What’s this liberal media’s hullabaloo and condemnation of Donald Trump all about? And lo and behold , even political saints like David Cameron, Ben Carson, Barack Obama, Hilary Clinton and other angels and honest men in the media and intellectual culture, have combined to condemn poor old Trump. Actually, it’s quite hypocritical of mainstream media, intellectual culture and politicians to condemn Trump, when in fact they have laid the ground for someone like him to appear–in two ways:
Maxim Gorky was arguably the most famous writer in the world at the turn of the 20th century. His novel Mother inspired millions of workers for generations. His play The Lower Depths, was among the first plays to detail the lives of the lower classes in a very realistic, unromantic manner. But Gorky is now more or less forgotten. How did this happen? A key to this lies in the answers to the following questions: Why did Gorky, who had severely criticized the October 1917 revolution, go back to Russia under the regime of Joseph Stalin? Why did the man who would publicly denounce such gifted men as Lenin and Trotsky, succumb to the guile of the much less gifted (and more ruthless) Stalin? Continue reading Gorky in the lower depths of mother Russia
It was a hot summer’s day. I remember standing in front of his cell in the Robben Island prison. He spent eighteen years of his life there. The cell was very small and a bucket had been provided to him for excrement.

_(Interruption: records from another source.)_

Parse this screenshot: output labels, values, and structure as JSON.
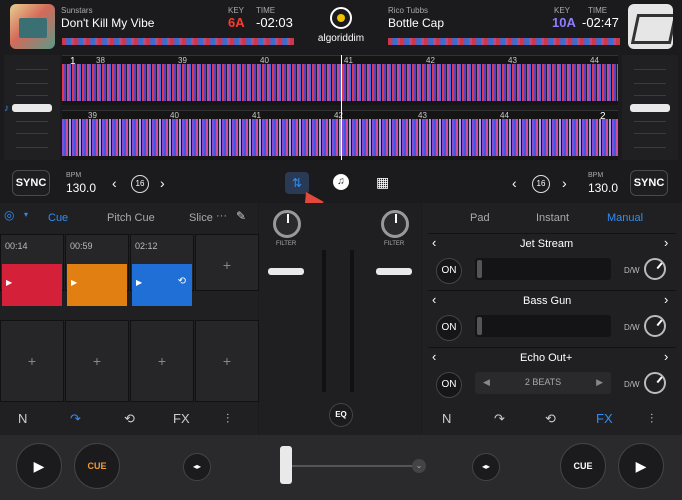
{
  "deck_left": {
    "artist": "Sunstars",
    "title": "Don't Kill My Vibe",
    "key_label": "KEY",
    "key": "6A",
    "time_label": "TIME",
    "time": "-02:03",
    "key_color": "#ff3b30"
  },
  "deck_right": {
    "artist": "Rico Tubbs",
    "title": "Bottle Cap",
    "key_label": "KEY",
    "key": "10A",
    "time_label": "TIME",
    "time": "-02:47",
    "key_color": "#8e7dff"
  },
  "logo": "algoriddim",
  "wave_top_beats": [
    "1",
    "38",
    "39",
    "40",
    "41",
    "42",
    "43",
    "44"
  ],
  "wave_top_deck": "1",
  "wave_bottom_beats": [
    "39",
    "40",
    "41",
    "42",
    "43",
    "44"
  ],
  "wave_bottom_deck": "2",
  "controls": {
    "sync": "SYNC",
    "bpm_label": "BPM",
    "bpm_left": "130.0",
    "bpm_right": "130.0",
    "loop": "16"
  },
  "left_panel": {
    "tabs": [
      "Cue",
      "Pitch Cue",
      "Slice"
    ],
    "more": "···",
    "pads": [
      {
        "time": "00:14",
        "color": "#d5203a"
      },
      {
        "time": "00:59",
        "color": "#e17f12"
      },
      {
        "time": "02:12",
        "color": "#1f6fd6"
      }
    ],
    "plus": "+"
  },
  "mixer": {
    "filter": "FILTER",
    "eq": "EQ"
  },
  "right_panel": {
    "tabs": [
      "Pad",
      "Instant",
      "Manual"
    ],
    "active_tab": "Manual",
    "on": "ON",
    "dw": "D/W",
    "effects": [
      {
        "name": "Jet Stream",
        "value": ""
      },
      {
        "name": "Bass Gun",
        "value": ""
      },
      {
        "name": "Echo Out+",
        "value": "2 BEATS"
      }
    ]
  },
  "bottom": {
    "cue": "CUE",
    "fx": "FX"
  },
  "accent": "#2f8df5"
}
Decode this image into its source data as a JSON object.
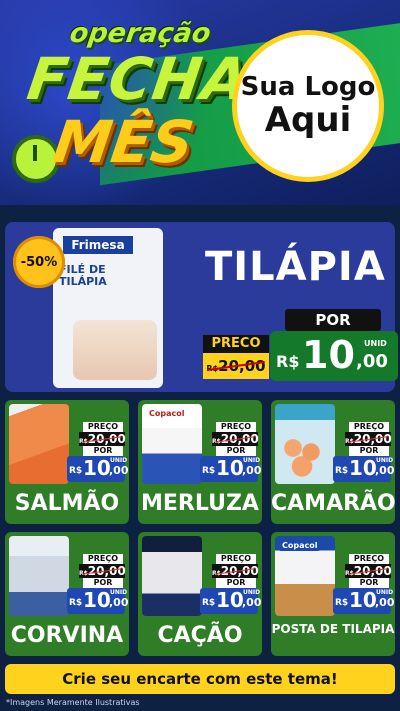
{
  "header": {
    "title_line1": "operação",
    "title_line2": "FECHA",
    "title_line3": "MÊS",
    "logo_line1": "Sua Logo",
    "logo_line2": "Aqui"
  },
  "featured": {
    "discount": "-50%",
    "package_brand": "Frimesa",
    "package_label_line1": "FILÉ DE",
    "package_label_line2": "TILÁPIA",
    "title": "TILÁPIA",
    "preco_label": "PRECO",
    "old_currency": "R$",
    "old_price": "20,00",
    "por_label": "POR",
    "currency": "R$",
    "price_int": "10",
    "price_dec": ",00",
    "unit": "UNID"
  },
  "products": [
    {
      "name": "SALMÃO",
      "preco_label": "PREÇO",
      "old_currency": "R$",
      "old_price": "20,00",
      "por_label": "POR",
      "currency": "R$",
      "price_int": "10",
      "price_dec": ",00",
      "unit": "UNID"
    },
    {
      "name": "MERLUZA",
      "brand": "Copacol",
      "preco_label": "PREÇO",
      "old_currency": "R$",
      "old_price": "20,00",
      "por_label": "POR",
      "currency": "R$",
      "price_int": "10",
      "price_dec": ",00",
      "unit": "UNID"
    },
    {
      "name": "CAMARÃO",
      "preco_label": "PREÇO",
      "old_currency": "R$",
      "old_price": "20,00",
      "por_label": "POR",
      "currency": "R$",
      "price_int": "10",
      "price_dec": ",00",
      "unit": "UNID"
    },
    {
      "name": "CORVINA",
      "preco_label": "PREÇO",
      "old_currency": "R$",
      "old_price": "20,00",
      "por_label": "POR",
      "currency": "R$",
      "price_int": "10",
      "price_dec": ",00",
      "unit": "UNID"
    },
    {
      "name": "CAÇÃO",
      "preco_label": "PREÇO",
      "old_currency": "R$",
      "old_price": "20,00",
      "por_label": "POR",
      "currency": "R$",
      "price_int": "10",
      "price_dec": ",00",
      "unit": "UNID"
    },
    {
      "name": "POSTA DE TILAPIA",
      "brand": "Copacol",
      "preco_label": "PREÇO",
      "old_currency": "R$",
      "old_price": "20,00",
      "por_label": "POR",
      "currency": "R$",
      "price_int": "10",
      "price_dec": ",00",
      "unit": "UNID"
    }
  ],
  "cta": "Crie seu encarte com este tema!",
  "footer": "*Imagens Meramente Ilustrativas"
}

But this is not what moved me. What has stayed with me is the scorching limestone quarry. That limestone quarry on which Mandela and comrades would work under extreme conditions and which nearly cost him his eyesight. That Sisyphean limestone quarry on which day in and day out, simply for mental and physical torture, Mandela and other lovers of freedom and equality were made to toil away.
Mandela was a terrorist according to US law till as late as 2008. Indeed, he was a terrorist. He sent terror down the hearts of all those who deal in terms of power, who kill and torture by the millions, and who are supported by subservient ‘intellectuals’ and ‘educated’ people.
Mandela was an advocate for Palestinian liberation and of oppressed people everywhere. He was a living symbol of the fact that no struggle, however difficult it might appear, is in fact Sisyphean. And this perhaps will be his ever-lasting legacy: a shining testament to the human spirit’s capacity of overcoming any odds.
There will be rightful (in some cases hypocritical) mourning on the passing of the great great man. But even as we mourn, we must not forget the apartheid that continues in Palestine today. The last words belong to Mandela. He said, “We know too well that our freedom is incomplete without the freedom of the Palestinians.”
The most exciting fight of the 20th century did not take place in a boxing ring but in the sociopolitical-legal arena. This is the story of Cassius Clay, who changed his name to Muhammad Ali, vs the United States Govt. (With special appearances from the who’s who of the 20th century) Continue reading Ali’s Greatest Fight; the sweet science of boxing, the bitter philosophy of dissidence, and the dicey art of jurisprudence